All entries are to be returned verbatim.

┌────────

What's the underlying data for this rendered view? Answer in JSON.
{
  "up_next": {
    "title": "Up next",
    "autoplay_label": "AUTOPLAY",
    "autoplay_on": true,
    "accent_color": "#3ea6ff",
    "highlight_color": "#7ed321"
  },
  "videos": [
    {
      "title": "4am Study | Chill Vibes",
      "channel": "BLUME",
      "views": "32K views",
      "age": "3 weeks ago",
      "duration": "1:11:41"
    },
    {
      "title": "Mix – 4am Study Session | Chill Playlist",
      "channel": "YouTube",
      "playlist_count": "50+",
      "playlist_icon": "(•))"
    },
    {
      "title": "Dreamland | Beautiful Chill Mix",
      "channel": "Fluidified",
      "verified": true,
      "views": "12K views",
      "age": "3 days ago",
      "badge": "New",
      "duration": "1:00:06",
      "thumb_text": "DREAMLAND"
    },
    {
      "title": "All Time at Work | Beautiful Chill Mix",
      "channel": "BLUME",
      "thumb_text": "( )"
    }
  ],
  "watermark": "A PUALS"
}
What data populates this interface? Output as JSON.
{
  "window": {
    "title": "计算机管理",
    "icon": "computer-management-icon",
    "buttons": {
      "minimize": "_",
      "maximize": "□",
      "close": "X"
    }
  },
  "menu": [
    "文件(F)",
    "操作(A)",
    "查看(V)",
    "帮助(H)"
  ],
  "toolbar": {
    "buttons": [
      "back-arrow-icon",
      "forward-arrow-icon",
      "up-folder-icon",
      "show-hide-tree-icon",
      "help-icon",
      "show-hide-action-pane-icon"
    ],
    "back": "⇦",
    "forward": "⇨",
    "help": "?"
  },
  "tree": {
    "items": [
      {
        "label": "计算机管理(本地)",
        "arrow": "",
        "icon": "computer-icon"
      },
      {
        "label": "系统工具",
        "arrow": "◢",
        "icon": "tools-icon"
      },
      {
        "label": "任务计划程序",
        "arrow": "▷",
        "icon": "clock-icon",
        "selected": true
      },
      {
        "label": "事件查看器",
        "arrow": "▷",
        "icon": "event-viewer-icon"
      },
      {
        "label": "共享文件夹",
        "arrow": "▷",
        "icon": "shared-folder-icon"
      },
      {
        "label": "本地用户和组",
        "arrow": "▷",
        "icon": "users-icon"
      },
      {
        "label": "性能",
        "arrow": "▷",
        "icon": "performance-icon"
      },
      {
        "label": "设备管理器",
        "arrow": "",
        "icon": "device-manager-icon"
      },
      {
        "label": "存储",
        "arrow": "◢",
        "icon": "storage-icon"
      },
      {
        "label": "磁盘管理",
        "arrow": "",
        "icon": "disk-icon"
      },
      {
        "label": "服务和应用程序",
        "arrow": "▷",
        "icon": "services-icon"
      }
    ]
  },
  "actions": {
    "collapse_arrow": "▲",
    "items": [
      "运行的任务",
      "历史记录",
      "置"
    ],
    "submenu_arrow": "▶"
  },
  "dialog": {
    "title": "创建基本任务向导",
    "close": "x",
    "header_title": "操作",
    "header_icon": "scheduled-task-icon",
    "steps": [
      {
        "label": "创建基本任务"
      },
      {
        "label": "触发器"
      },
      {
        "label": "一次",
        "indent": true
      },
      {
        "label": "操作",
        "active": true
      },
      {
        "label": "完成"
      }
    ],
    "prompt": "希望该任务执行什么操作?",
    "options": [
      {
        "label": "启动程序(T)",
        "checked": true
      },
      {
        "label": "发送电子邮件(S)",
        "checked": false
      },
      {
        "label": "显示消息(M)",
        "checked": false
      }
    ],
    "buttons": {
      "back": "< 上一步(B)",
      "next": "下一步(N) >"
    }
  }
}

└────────

Final answer:
What's the underlying data for this rendered view? Answer in JSON.
{
  "up_next": {
    "title": "Up next",
    "autoplay_label": "AUTOPLAY",
    "autoplay_on": true,
    "accent_color": "#3ea6ff",
    "highlight_color": "#7ed321"
  },
  "videos": [
    {
      "title": "4am Study | Chill Vibes",
      "channel": "BLUME",
      "views": "32K views",
      "age": "3 weeks ago",
      "duration": "1:11:41"
    },
    {
      "title": "Mix – 4am Study Session | Chill Playlist",
      "channel": "YouTube",
      "playlist_count": "50+",
      "playlist_icon": "(•))"
    },
    {
      "title": "Dreamland | Beautiful Chill Mix",
      "channel": "Fluidified",
      "verified": true,
      "views": "12K views",
      "age": "3 days ago",
      "badge": "New",
      "duration": "1:00:06",
      "thumb_text": "DREAMLAND"
    },
    {
      "title": "All Time at Work | Beautiful Chill Mix",
      "channel": "BLUME",
      "thumb_text": "( )"
    }
  ],
  "watermark": "A PUALS"
}
What data populates this interface? Output as JSON.
{
  "window": {
    "title": "计算机管理",
    "icon": "computer-management-icon",
    "buttons": {
      "minimize": "_",
      "maximize": "□",
      "close": "X"
    }
  },
  "menu": [
    "文件(F)",
    "操作(A)",
    "查看(V)",
    "帮助(H)"
  ],
  "toolbar": {
    "buttons": [
      "back-arrow-icon",
      "forward-arrow-icon",
      "up-folder-icon",
      "show-hide-tree-icon",
      "help-icon",
      "show-hide-action-pane-icon"
    ],
    "back": "⇦",
    "forward": "⇨",
    "help": "?"
  },
  "tree": {
    "items": [
      {
        "label": "计算机管理(本地)",
        "arrow": "",
        "icon": "computer-icon"
      },
      {
        "label": "系统工具",
        "arrow": "◢",
        "icon": "tools-icon"
      },
      {
        "label": "任务计划程序",
        "arrow": "▷",
        "icon": "clock-icon",
        "selected": true
      },
      {
        "label": "事件查看器",
        "arrow": "▷",
        "icon": "event-viewer-icon"
      },
      {
        "label": "共享文件夹",
        "arrow": "▷",
        "icon": "shared-folder-icon"
      },
      {
        "label": "本地用户和组",
        "arrow": "▷",
        "icon": "users-icon"
      },
      {
        "label": "性能",
        "arrow": "▷",
        "icon": "performance-icon"
      },
      {
        "label": "设备管理器",
        "arrow": "",
        "icon": "device-manager-icon"
      },
      {
        "label": "存储",
        "arrow": "◢",
        "icon": "storage-icon"
      },
      {
        "label": "磁盘管理",
        "arrow": "",
        "icon": "disk-icon"
      },
      {
        "label": "服务和应用程序",
        "arrow": "▷",
        "icon": "services-icon"
      }
    ]
  },
  "actions": {
    "collapse_arrow": "▲",
    "items": [
      "运行的任务",
      "历史记录",
      "置"
    ],
    "submenu_arrow": "▶"
  },
  "dialog": {
    "title": "创建基本任务向导",
    "close": "x",
    "header_title": "操作",
    "header_icon": "scheduled-task-icon",
    "steps": [
      {
        "label": "创建基本任务"
      },
      {
        "label": "触发器"
      },
      {
        "label": "一次",
        "indent": true
      },
      {
        "label": "操作",
        "active": true
      },
      {
        "label": "完成"
      }
    ],
    "prompt": "希望该任务执行什么操作?",
    "options": [
      {
        "label": "启动程序(T)",
        "checked": true
      },
      {
        "label": "发送电子邮件(S)",
        "checked": false
      },
      {
        "label": "显示消息(M)",
        "checked": false
      }
    ],
    "buttons": {
      "back": "< 上一步(B)",
      "next": "下一步(N) >"
    }
  }
}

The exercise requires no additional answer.